It’s difficult to explain just why, exactly, Sasu Ripatti’s fourth album as Luomo, Convivial, doesn’t quite stand among his finest work. Of course, it’s not an album that will revolutionize the way that we think about dance music like 2000’s majestic, definitional Vocalcity, but neither is it a misstep like 2006’s rather treacly Paper Tigers. To understand why, you need a sense of what Luomo, as a project, has always been about: specifically, simply, brilliantly recontextualizing the vaguely postmodern cut-up vocals of millennial glitch-house into lushly gliding dub techno. To understate, the results have typically tilted toward the chill. The edges on this record are supposed to be completely smoothed over, so it feels somewhat churlish to criticize it as safe. But it is safe, and given how revolutionary Luomo used to be, that’s a problem.
Probably the thing that has changed the most about Ripatti’s approach to the Luomo project over the years is his attitude toward vocal collaboration.

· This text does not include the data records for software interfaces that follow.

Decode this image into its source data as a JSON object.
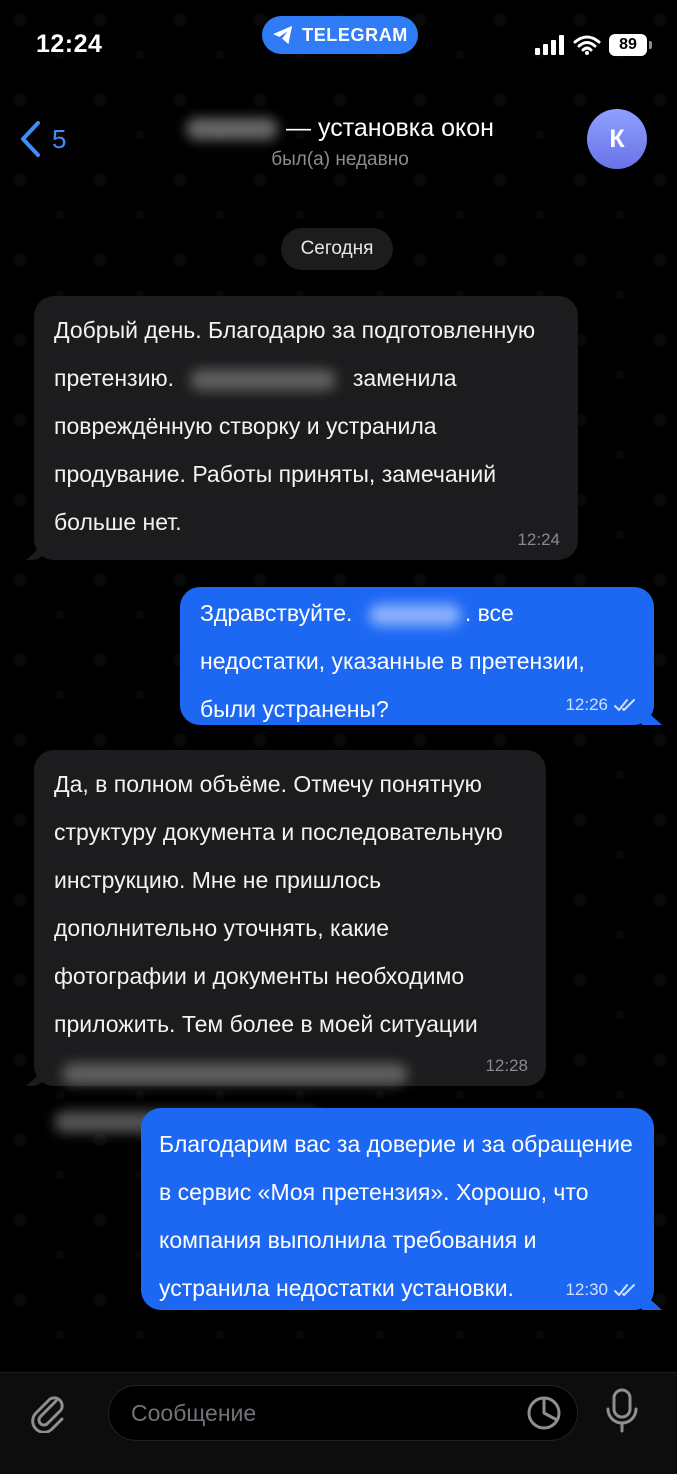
{
  "status_bar": {
    "time": "12:24",
    "app_label": "TELEGRAM",
    "battery": "89"
  },
  "header": {
    "back_count": "5",
    "title": "— установка окон",
    "subtitle": "был(а) недавно",
    "avatar_letter": "К"
  },
  "date_separator": "Сегодня",
  "messages": [
    {
      "direction": "incoming",
      "parts": [
        "Добрый день. Благодарю за подготовленную претензию.",
        "заменила повреждённую створку и устранила продувание. Работы приняты, замечаний больше нет."
      ],
      "time": "12:24"
    },
    {
      "direction": "outgoing",
      "parts": [
        "Здравствуйте.",
        ". все недостатки, указанные в претензии, были устранены?"
      ],
      "time": "12:26"
    },
    {
      "direction": "incoming",
      "parts": [
        "Да, в полном объёме. Отмечу понятную структуру документа и последовательную инструкцию. Мне не пришлось дополнительно уточнять, какие фотографии и документы необходимо приложить. Тем более в моей ситуации"
      ],
      "time": "12:28"
    },
    {
      "direction": "outgoing",
      "parts": [
        "Благодарим вас за доверие и за обращение в сервис «Моя претензия». Хорошо, что компания выполнила требования и устранила недостатки установки."
      ],
      "time": "12:30"
    }
  ],
  "composer": {
    "placeholder": "Сообщение"
  },
  "colors": {
    "accent": "#1d68f3",
    "incoming_bubble": "#1c1c1e",
    "background": "#000000"
  },
  "icons": [
    "telegram-plane-icon",
    "signal-icon",
    "wifi-icon",
    "battery-icon",
    "chevron-left-icon",
    "paperclip-icon",
    "sticker-icon",
    "microphone-icon",
    "double-check-icon"
  ]
}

Certainly his general sonic palette, especially the woozy oscillating basslines and tidally momentous synths, hasn’t much shifted. Where the best of his early material leveraged vocal anonymity into universality, Convivial, as its title implies, finds Ripatti playing host to some name brands, including Berlin luminaries Sascha Ring (perhaps better known as Apparat) and Cassy, as well as Scissor Sister Jake Shears. The resolute personhood of the vocalists makes these songs a little easier to pin down than might be expected. Shears’s turn on this woozy stage will probably be a particular sticking point for longtime fans: “If I Can’t” evokes peak-era Prince extremely effectively, in a way that seems out of place as much as the rubber-band bassline that kicks in toward the end seems to sum up Luomo’s most basic charms.
Given that many seem to agree that Luomo’s first album is one of the finest of any genre of the last decade, to say that large stretches of Convivial sound like slightly glossed-up versions of Vocalcity‘s particularly endless grooves might not seem especially critical. But that record—and to a slightly lesser extent, its 2003 follow up The Present Lover—worked so well because their ideas were new. And while Convivial sometimes sounds urgent (as on album standouts like the soaring, gothic “Love You All” and the bright and twitchy “Gets Along Fine”), virtually nothing about it sounds truly fresh. The difference between sticking to a sweet spot and running in place is sometimes vanishingly small.